August 9, 2018 — Swede White, Lead Communications Strategist, Public Relations
Code for America’s National Day of Civic Hacking is coming up on August 11, 2018, which presents a nice opportunity for individuals and teams of all skill levels to participate in the Safe Drinking Water Data Challenge—a program Wolfram is supporting through free access to Wolfram|One and by hosting relevant structured datasets in the Wolfram Data Repository.
According to the state of California, some 200,000 residents of the state have unsafe drinking water coming out of their taps. While the Safe Drinking Water Data Challenge focuses on California, data science solutions could have impacts and applications for providing greater access to potable water in other areas with similar problems.
The goal of this post is to show how Wolfram technologies make it easy to grab data and ask questions of it, so we’ll be taking a multiparadigm approach and allowing our analysis to be driven by those questions in an exploratory analysis, a way to quickly get familiar with the data.
Explore the contents of this article with a free Wolfram SystemModeler trial. Life science teaches us to answer everything from “How can vaccines be used to indirectly protect people who haven’t been immunized?” to “Why are variations in eye color almost exclusively present among humans and domesticated animals?” You can now learn to answer these questions by using modeling with Wolfram’s virtual labs. Virtual labs are interactive course materials that are used to make teaching come alive, provide an easy way to study different concepts and promote student curiosity.
June 26, 2018 — Brian Wood, Lead Technical Marketing Writer, Document and Media Systems
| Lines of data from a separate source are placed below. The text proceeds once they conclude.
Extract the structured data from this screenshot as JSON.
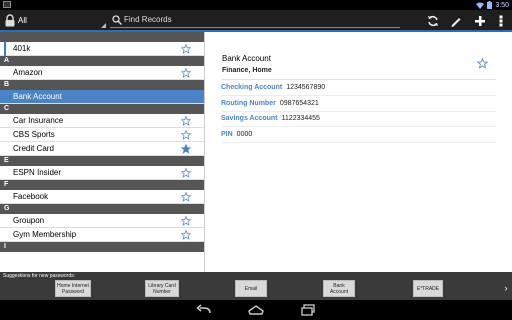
{
  "status": {
    "time": "3:50"
  },
  "actionbar": {
    "category": "All",
    "search_placeholder": "Find Records"
  },
  "sections": [
    {
      "letter": "",
      "rows": [
        {
          "label": "401k",
          "starred": false
        }
      ]
    },
    {
      "letter": "A",
      "rows": [
        {
          "label": "Amazon",
          "starred": false
        }
      ]
    },
    {
      "letter": "B",
      "rows": [
        {
          "label": "Bank Account",
          "starred": false,
          "selected": true
        }
      ]
    },
    {
      "letter": "C",
      "rows": [
        {
          "label": "Car Insurance",
          "starred": false
        },
        {
          "label": "CBS Sports",
          "starred": false
        },
        {
          "label": "Credit Card",
          "starred": true
        }
      ]
    },
    {
      "letter": "E",
      "rows": [
        {
          "label": "ESPN Insider",
          "starred": false
        }
      ]
    },
    {
      "letter": "F",
      "rows": [
        {
          "label": "Facebook",
          "starred": false
        }
      ]
    },
    {
      "letter": "G",
      "rows": [
        {
          "label": "Groupon",
          "starred": false
        },
        {
          "label": "Gym Membership",
          "starred": false
        }
      ]
    },
    {
      "letter": "I",
      "rows": []
    }
  ],
  "detail": {
    "title": "Bank Account",
    "subtitle": "Finance, Home",
    "fields": [
      {
        "key": "Checking Account",
        "value": "1234567890"
      },
      {
        "key": "Routing Number",
        "value": "0987654321"
      },
      {
        "key": "Savings Account",
        "value": "1122334455"
      },
      {
        "key": "PIN",
        "value": "0000"
      }
    ]
  },
  "suggestions": {
    "header": "Suggestions for new passwords:",
    "chips": [
      "Home Internet Password",
      "Library Card Number",
      "Email",
      "Bank Account",
      "E*TRADE"
    ]
  },
  "colors": {
    "accent": "#4a84c7",
    "section": "#555555",
    "actionbar": "#1f1f1f"
  }
}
In the past few decades, the process of redistricting has moved squarely into the computational realm, and with it the political practice of gerrymandering. But how can one solve the problem of equal representation mathematically? And what can be done to test the fairness of districts? In this post I’ll take a deeper dive with the Wolfram Language—using data exploration with Import and Association, built-in knowledge through the Entity framework and various GeoGraphics visualizations to better understand how redistricting works, where issues can arise and how to identify the effects of gerrymandering.